■ Exercise details
Repeat the entries in full. Each line must match exactly.

■ Dataset rows for apps and sites
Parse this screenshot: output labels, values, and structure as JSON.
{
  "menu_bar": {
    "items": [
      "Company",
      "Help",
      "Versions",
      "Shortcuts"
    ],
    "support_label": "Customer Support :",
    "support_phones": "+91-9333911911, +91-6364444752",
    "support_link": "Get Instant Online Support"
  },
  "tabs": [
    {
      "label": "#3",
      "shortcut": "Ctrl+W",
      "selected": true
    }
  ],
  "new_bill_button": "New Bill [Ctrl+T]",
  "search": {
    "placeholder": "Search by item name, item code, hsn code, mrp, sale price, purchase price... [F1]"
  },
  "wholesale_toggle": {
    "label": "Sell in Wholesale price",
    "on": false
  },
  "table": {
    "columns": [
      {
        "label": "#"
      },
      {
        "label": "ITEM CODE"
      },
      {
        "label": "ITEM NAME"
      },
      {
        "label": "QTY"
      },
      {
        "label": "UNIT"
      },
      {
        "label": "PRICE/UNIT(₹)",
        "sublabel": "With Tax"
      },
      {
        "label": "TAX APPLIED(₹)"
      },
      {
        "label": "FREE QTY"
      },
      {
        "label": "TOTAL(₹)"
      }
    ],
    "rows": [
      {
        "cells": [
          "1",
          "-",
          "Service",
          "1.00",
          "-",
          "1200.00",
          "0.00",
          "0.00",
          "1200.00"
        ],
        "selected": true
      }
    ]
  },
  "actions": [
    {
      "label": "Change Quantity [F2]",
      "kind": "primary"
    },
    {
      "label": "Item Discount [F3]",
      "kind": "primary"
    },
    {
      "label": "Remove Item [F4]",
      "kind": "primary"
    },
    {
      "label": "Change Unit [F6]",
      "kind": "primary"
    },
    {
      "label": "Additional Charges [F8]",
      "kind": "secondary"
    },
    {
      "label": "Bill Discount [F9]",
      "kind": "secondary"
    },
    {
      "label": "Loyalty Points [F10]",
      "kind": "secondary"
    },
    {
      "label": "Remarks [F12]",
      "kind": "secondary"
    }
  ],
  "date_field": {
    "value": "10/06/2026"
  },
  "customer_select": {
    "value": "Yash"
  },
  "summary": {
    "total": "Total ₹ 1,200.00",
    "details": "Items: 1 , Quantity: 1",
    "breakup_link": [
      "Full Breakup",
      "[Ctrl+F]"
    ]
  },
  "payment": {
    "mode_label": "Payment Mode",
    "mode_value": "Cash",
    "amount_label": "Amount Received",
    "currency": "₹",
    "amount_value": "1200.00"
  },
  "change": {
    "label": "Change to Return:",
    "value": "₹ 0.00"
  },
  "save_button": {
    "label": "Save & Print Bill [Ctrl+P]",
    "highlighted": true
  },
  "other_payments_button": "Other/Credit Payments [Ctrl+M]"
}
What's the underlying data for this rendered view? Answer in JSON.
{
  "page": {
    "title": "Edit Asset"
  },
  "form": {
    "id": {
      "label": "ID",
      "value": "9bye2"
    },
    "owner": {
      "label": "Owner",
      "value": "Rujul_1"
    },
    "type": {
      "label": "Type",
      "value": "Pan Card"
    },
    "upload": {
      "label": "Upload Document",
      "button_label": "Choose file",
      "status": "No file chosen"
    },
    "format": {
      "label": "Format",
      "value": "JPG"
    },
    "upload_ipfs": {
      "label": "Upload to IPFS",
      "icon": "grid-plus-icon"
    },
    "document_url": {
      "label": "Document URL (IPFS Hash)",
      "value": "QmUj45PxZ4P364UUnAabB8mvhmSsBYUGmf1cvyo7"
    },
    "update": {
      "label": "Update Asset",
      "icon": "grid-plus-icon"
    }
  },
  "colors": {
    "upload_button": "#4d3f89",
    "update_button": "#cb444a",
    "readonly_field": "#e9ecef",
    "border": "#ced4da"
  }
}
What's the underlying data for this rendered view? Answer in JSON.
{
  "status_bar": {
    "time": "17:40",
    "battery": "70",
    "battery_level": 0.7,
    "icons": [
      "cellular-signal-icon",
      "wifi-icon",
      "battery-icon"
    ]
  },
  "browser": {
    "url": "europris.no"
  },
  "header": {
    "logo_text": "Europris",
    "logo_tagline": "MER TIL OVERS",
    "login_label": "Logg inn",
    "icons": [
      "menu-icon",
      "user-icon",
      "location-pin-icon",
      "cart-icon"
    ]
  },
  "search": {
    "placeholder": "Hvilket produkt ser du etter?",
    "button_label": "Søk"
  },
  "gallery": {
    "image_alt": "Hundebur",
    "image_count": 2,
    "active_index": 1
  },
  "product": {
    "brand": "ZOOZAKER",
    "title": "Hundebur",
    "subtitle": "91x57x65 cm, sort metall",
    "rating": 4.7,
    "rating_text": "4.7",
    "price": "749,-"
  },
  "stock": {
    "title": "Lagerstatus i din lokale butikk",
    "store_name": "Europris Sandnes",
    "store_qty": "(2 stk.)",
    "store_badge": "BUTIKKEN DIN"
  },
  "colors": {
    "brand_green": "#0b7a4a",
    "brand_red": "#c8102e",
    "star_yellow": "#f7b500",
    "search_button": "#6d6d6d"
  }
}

■ Response
Parse this screenshot: output labels, values, and structure as JSON.
{
  "menu_bar": {
    "items": [
      "Company",
      "Help",
      "Versions",
      "Shortcuts"
    ],
    "support_label": "Customer Support :",
    "support_phones": "+91-9333911911, +91-6364444752",
    "support_link": "Get Instant Online Support"
  },
  "tabs": [
    {
      "label": "#3",
      "shortcut": "Ctrl+W",
      "selected": true
    }
  ],
  "new_bill_button": "New Bill [Ctrl+T]",
  "search": {
    "placeholder": "Search by item name, item code, hsn code, mrp, sale price, purchase price... [F1]"
  },
  "wholesale_toggle": {
    "label": "Sell in Wholesale price",
    "on": false
  },
  "table": {
    "columns": [
      {
        "label": "#"
      },
      {
        "label": "ITEM CODE"
      },
      {
        "label": "ITEM NAME"
      },
      {
        "label": "QTY"
      },
      {
        "label": "UNIT"
      },
      {
        "label": "PRICE/UNIT(₹)",
        "sublabel": "With Tax"
      },
      {
        "label": "TAX APPLIED(₹)"
      },
      {
        "label": "FREE QTY"
      },
      {
        "label": "TOTAL(₹)"
      }
    ],
    "rows": [
      {
        "cells": [
          "1",
          "-",
          "Service",
          "1.00",
          "-",
          "1200.00",
          "0.00",
          "0.00",
          "1200.00"
        ],
        "selected": true
      }
    ]
  },
  "actions": [
    {
      "label": "Change Quantity [F2]",
      "kind": "primary"
    },
    {
      "label": "Item Discount [F3]",
      "kind": "primary"
    },
    {
      "label": "Remove Item [F4]",
      "kind": "primary"
    },
    {
      "label": "Change Unit [F6]",
      "kind": "primary"
    },
    {
      "label": "Additional Charges [F8]",
      "kind": "secondary"
    },
    {
      "label": "Bill Discount [F9]",
      "kind": "secondary"
    },
    {
      "label": "Loyalty Points [F10]",
      "kind": "secondary"
    },
    {
      "label": "Remarks [F12]",
      "kind": "secondary"
    }
  ],
  "date_field": {
    "value": "10/06/2026"
  },
  "customer_select": {
    "value": "Yash"
  },
  "summary": {
    "total": "Total ₹ 1,200.00",
    "details": "Items: 1 , Quantity: 1",
    "breakup_link": [
      "Full Breakup",
      "[Ctrl+F]"
    ]
  },
  "payment": {
    "mode_label": "Payment Mode",
    "mode_value": "Cash",
    "amount_label": "Amount Received",
    "currency": "₹",
    "amount_value": "1200.00"
  },
  "change": {
    "label": "Change to Return:",
    "value": "₹ 0.00"
  },
  "save_button": {
    "label": "Save & Print Bill [Ctrl+P]",
    "highlighted": true
  },
  "other_payments_button": "Other/Credit Payments [Ctrl+M]"
}
What's the underlying data for this rendered view? Answer in JSON.
{
  "page": {
    "title": "Edit Asset"
  },
  "form": {
    "id": {
      "label": "ID",
      "value": "9bye2"
    },
    "owner": {
      "label": "Owner",
      "value": "Rujul_1"
    },
    "type": {
      "label": "Type",
      "value": "Pan Card"
    },
    "upload": {
      "label": "Upload Document",
      "button_label": "Choose file",
      "status": "No file chosen"
    },
    "format": {
      "label": "Format",
      "value": "JPG"
    },
    "upload_ipfs": {
      "label": "Upload to IPFS",
      "icon": "grid-plus-icon"
    },
    "document_url": {
      "label": "Document URL (IPFS Hash)",
      "value": "QmUj45PxZ4P364UUnAabB8mvhmSsBYUGmf1cvyo7"
    },
    "update": {
      "label": "Update Asset",
      "icon": "grid-plus-icon"
    }
  },
  "colors": {
    "upload_button": "#4d3f89",
    "update_button": "#cb444a",
    "readonly_field": "#e9ecef",
    "border": "#ced4da"
  }
}
What's the underlying data for this rendered view? Answer in JSON.
{
  "status_bar": {
    "time": "17:40",
    "battery": "70",
    "battery_level": 0.7,
    "icons": [
      "cellular-signal-icon",
      "wifi-icon",
      "battery-icon"
    ]
  },
  "browser": {
    "url": "europris.no"
  },
  "header": {
    "logo_text": "Europris",
    "logo_tagline": "MER TIL OVERS",
    "login_label": "Logg inn",
    "icons": [
      "menu-icon",
      "user-icon",
      "location-pin-icon",
      "cart-icon"
    ]
  },
  "search": {
    "placeholder": "Hvilket produkt ser du etter?",
    "button_label": "Søk"
  },
  "gallery": {
    "image_alt": "Hundebur",
    "image_count": 2,
    "active_index": 1
  },
  "product": {
    "brand": "ZOOZAKER",
    "title": "Hundebur",
    "subtitle": "91x57x65 cm, sort metall",
    "rating": 4.7,
    "rating_text": "4.7",
    "price": "749,-"
  },
  "stock": {
    "title": "Lagerstatus i din lokale butikk",
    "store_name": "Europris Sandnes",
    "store_qty": "(2 stk.)",
    "store_badge": "BUTIKKEN DIN"
  },
  "colors": {
    "brand_green": "#0b7a4a",
    "brand_red": "#c8102e",
    "star_yellow": "#f7b500",
    "search_button": "#6d6d6d"
  }
}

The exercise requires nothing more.